I recently posted about Marcel Proust (the insomniac hypercondriac author) and his appreciation of railway timetables. Of course, Proust would never have boarded an actual train for fear of railway trauma…
This wasn’t quite as ridiculous as it sounds; railway collisions were a frequent occurrence in the early 19th century. The fatal association between the railway and danger was established from the first. This was exemplified through the fatal injury to the MP, William Huskisson, at the opening of the Liverpool and Manchester railway in 1830.
Exacerbating the problem, in the first instance, was the fact that railway cars were flimsy, wooden structures with no protection for the occupants. So, the railway journey was always linked to excited feelings of anxiety. Nowadays, the railways are amongst the safest forms of mass transportation. Nevertheless, these feelings of excitement and anxiety persist.
The first full length medical study of railway trauma was John Eric Erichsen’s classic book, “On Railway and Other Injuries of the Nervous System.”
Erichsen observed that those most likely to be injured in a railway crash were those sitting with their backs to the acceleration.

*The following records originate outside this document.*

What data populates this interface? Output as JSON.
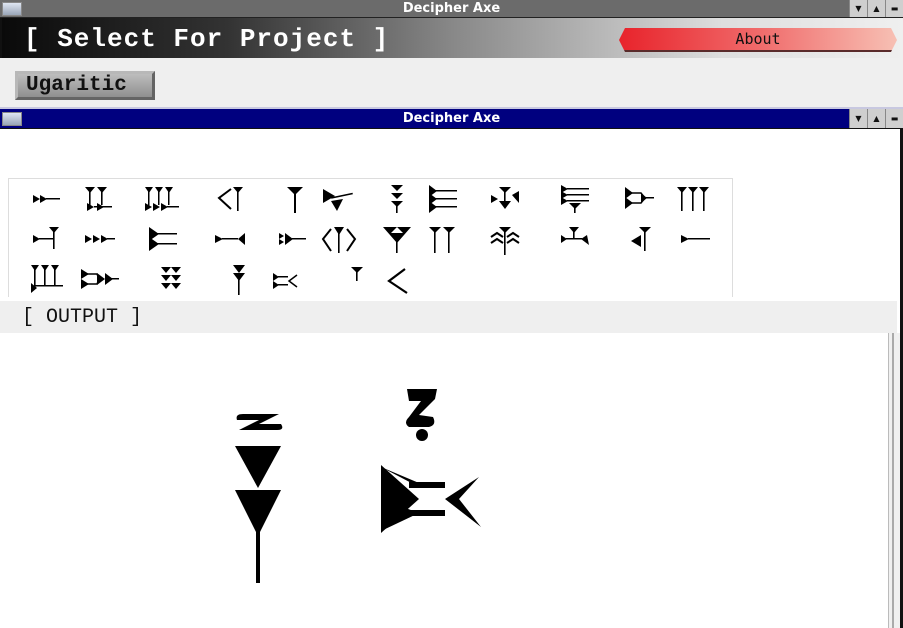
{
  "window": {
    "title": "Decipher Axe",
    "buttons": [
      "minimize",
      "maximize",
      "close"
    ]
  },
  "header": {
    "title": "[ Select For Project ]",
    "about_label": "About"
  },
  "project_button": {
    "label": "Ugaritic"
  },
  "subwindow": {
    "title": "Decipher Axe"
  },
  "keyboard": {
    "rows": [
      [
        "glyph-1",
        "glyph-2",
        "glyph-3",
        "glyph-4",
        "glyph-5",
        "glyph-6",
        "glyph-7",
        "glyph-8",
        "glyph-9",
        "glyph-10",
        "glyph-11",
        "glyph-12"
      ],
      [
        "glyph-13",
        "glyph-14",
        "glyph-15",
        "glyph-16",
        "glyph-17",
        "glyph-18",
        "glyph-19",
        "glyph-20",
        "glyph-21",
        "glyph-22",
        "glyph-23",
        "glyph-24"
      ],
      [
        "glyph-25",
        "glyph-26",
        "glyph-27",
        "glyph-28",
        "glyph-29",
        "glyph-30",
        "glyph-31"
      ]
    ]
  },
  "output": {
    "label": "[ OUTPUT ]",
    "glyphs": [
      {
        "transliteration": "z",
        "sign": "double-wedge-vertical"
      },
      {
        "transliteration": "ẓ",
        "sign": "wedges-with-angle"
      }
    ]
  },
  "colors": {
    "title_bar": "#6b6b6b",
    "subwindow_title_bar": "#00007f",
    "about_button": "#e8232b"
  }
}
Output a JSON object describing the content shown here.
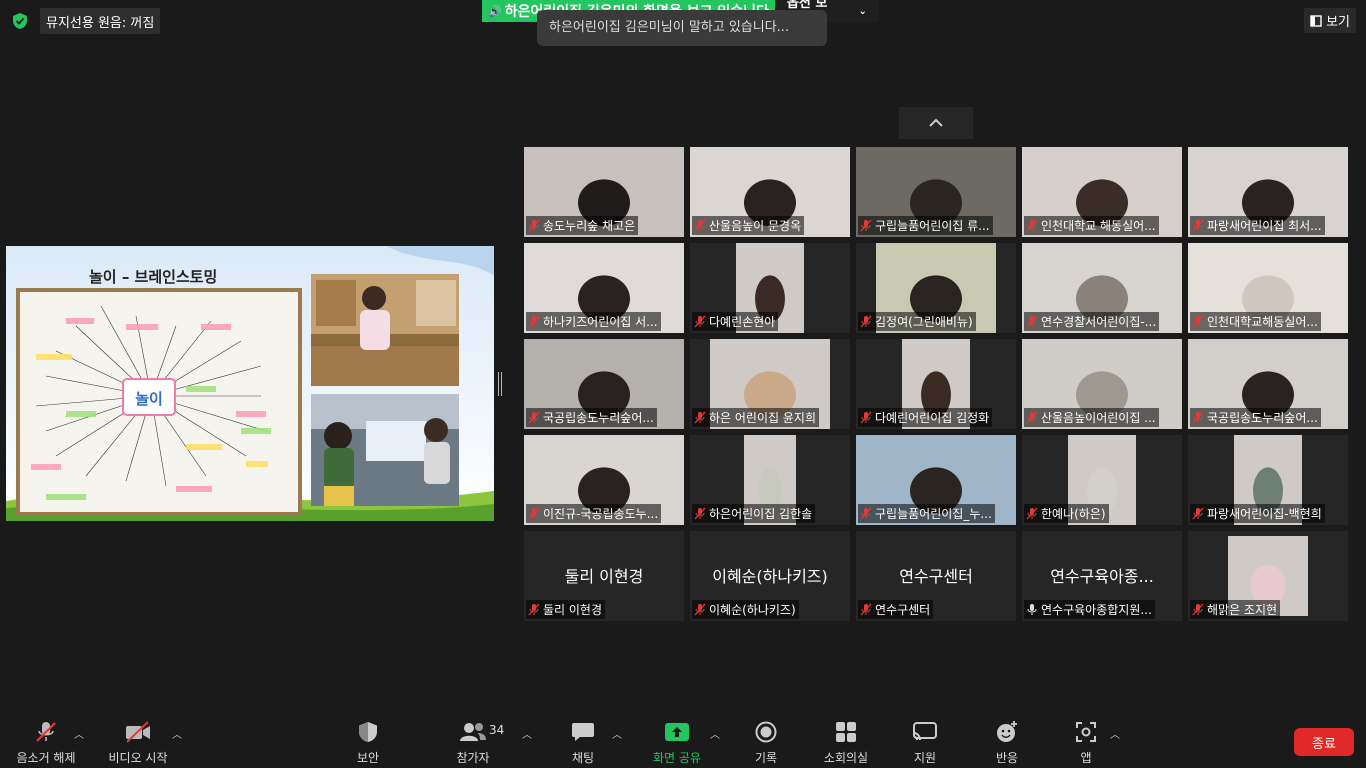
{
  "top": {
    "audio_badge": "뮤지선용 원음: 꺼짐",
    "share_banner": "하은어린이집 김은미의 화면을 보고 있습니다",
    "options_label": "옵션 보기",
    "speaking_tip": "하은어린이집 김은미님이 말하고 있습니다...",
    "view_label": "보기"
  },
  "shared_screen": {
    "slide_title": "놀이 – 브레인스토밍",
    "center_word": "놀이"
  },
  "participants": [
    {
      "label": "송도누리숲 채고은"
    },
    {
      "label": "산울음높이 문경옥"
    },
    {
      "label": "구립늘품어린이집 류..."
    },
    {
      "label": "인천대학교 해동실어..."
    },
    {
      "label": "파랑새어린이집  최서..."
    },
    {
      "label": "하나키즈어린이집 서..."
    },
    {
      "label": "다예린손현아"
    },
    {
      "label": "김정여(그린애비뉴)"
    },
    {
      "label": "연수경찰서어린이집-..."
    },
    {
      "label": "인천대학교해동실어..."
    },
    {
      "label": "국공립송도누리숲어..."
    },
    {
      "label": "하은 어린이집 윤지희"
    },
    {
      "label": "다예린어린이집 김정화"
    },
    {
      "label": "산울음높이어린이집 ..."
    },
    {
      "label": "국공립송도누리숲어..."
    },
    {
      "label": "이진규-국공립송도누..."
    },
    {
      "label": "하은어린이집 김한솔"
    },
    {
      "label": "구립늘품어린이집_누..."
    },
    {
      "label": "한예나(하은)"
    },
    {
      "label": "파랑새어린이집-백현희"
    },
    {
      "label": "둘리 이현경",
      "big": "둘리 이현경"
    },
    {
      "label": "이혜순(하나키즈)",
      "big": "이혜순(하나키즈)"
    },
    {
      "label": "연수구센터",
      "big": "연수구센터"
    },
    {
      "label": "연수구육아종합지원...",
      "big": "연수구육아종...",
      "audio_on": true
    },
    {
      "label": "해맑은 조지현"
    }
  ],
  "toolbar": {
    "mute": "음소거 해제",
    "video": "비디오 시작",
    "security": "보안",
    "participants": "참가자",
    "participants_count": "34",
    "chat": "채팅",
    "share": "화면 공유",
    "record": "기록",
    "breakout": "소회의실",
    "support": "지원",
    "reactions": "반응",
    "apps": "앱",
    "end": "종료"
  },
  "colors": {
    "accent_green": "#22c55e",
    "end_red": "#e02828"
  }
}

This is the same injury mechanism found in whiplash.
Railway accidents are now known to cause “post-traumatic stress disorder” (PTSD) and other psychosomatic symptoms in addition to physical trauma.
The nature of symptoms caused by “railway spine” was hotly debated in the late 19th century, notably at the meetings of the (Austrian) Imperial Society of Physicians in Vienna, 1886.
Germany’s leading neurologist, Hermann Oppenheim, claimed that all railway spine symptoms were due to physical damage to the spine or brain, whereas his French and British colleagues, notably Jean-Martin Charcot and Herbert Page, insisted that some symptoms could be caused by hysteria (now known as conversion disorder).
The great doctor, Sigmund Freud, identified several kinds of neuroses that devolved from the railway. These were generally neurological manifestations that followed the physical trauma described above.
The main types of 19C trauma were “railway spine” (whiplash injury to the nervous system and paralysis) and “railway brain” (neurological agitation and psychosis). Both of these were results of an association between the physical agitations of movement and the psychological anxieties attaching to that movement. Freud later described these mechanical agitations in terms of a “model of shock” and, famously, used a similar model to describe male sexual development.
The anxieties attaching to the railway were heightened, experientially and sensationally, by the evident mechanical power of the engine and the manifest speed of travel. The feelings associated to carried forward were exciting, pleasurable and discomfiting for both men and women.
It’s not difficult to understand how, for Freudians, the railway became a powerful metaphor for the traumas attaching to sexual desire….and the feelings of shock and guilt that attach to this activity.
The problem of human agency, implicit in the diagnosis of this “normal” behaviour, is a characteristic of the systems and structures of modern life. These may be economic, social and political. For Freud, especially, the practical terms of human agency were always derived from sexual desire.
The link between medicine, therapy, doctors and trains is not as far-fetched as it may seem. Alain Corbin has described the origins of the aquatic therapy of sea-bathing in explicitly sexualised terms. The historical development of the seaside “pleasure garden” and fun fair were attempts to conjure an architecture and social space devoted to a therapeutic engagement with pleasure.
The early fair ground rides (roller coasters especially) provided for a more exhilarating version of the railway journey. Freud’s phobia of railways was entirely due to his anxieties in relation to giving up control, and to feelings of pleasure, generally.
Needless to say, these anxieties were those of “the reasonable man” confronted with the power of uncontrollable emotional feeling.
Lewis Carroll used the figure of the White Rabbit to get Alice’s dream started. The anxieties attaching to lateness and to missed connections must have run deep; even in the 19C.
We’re back at the railway timetable…(or to Neo in The Matrix).
Time to “go off the rails…”
The psychic strain of railway travel proceeds, not from the noise, speed and vibrations of the railway carriage; but from the excitement, anxiety and nervous shock consequent on the effort to catch the last express; to be in time for the fearfully punctual train.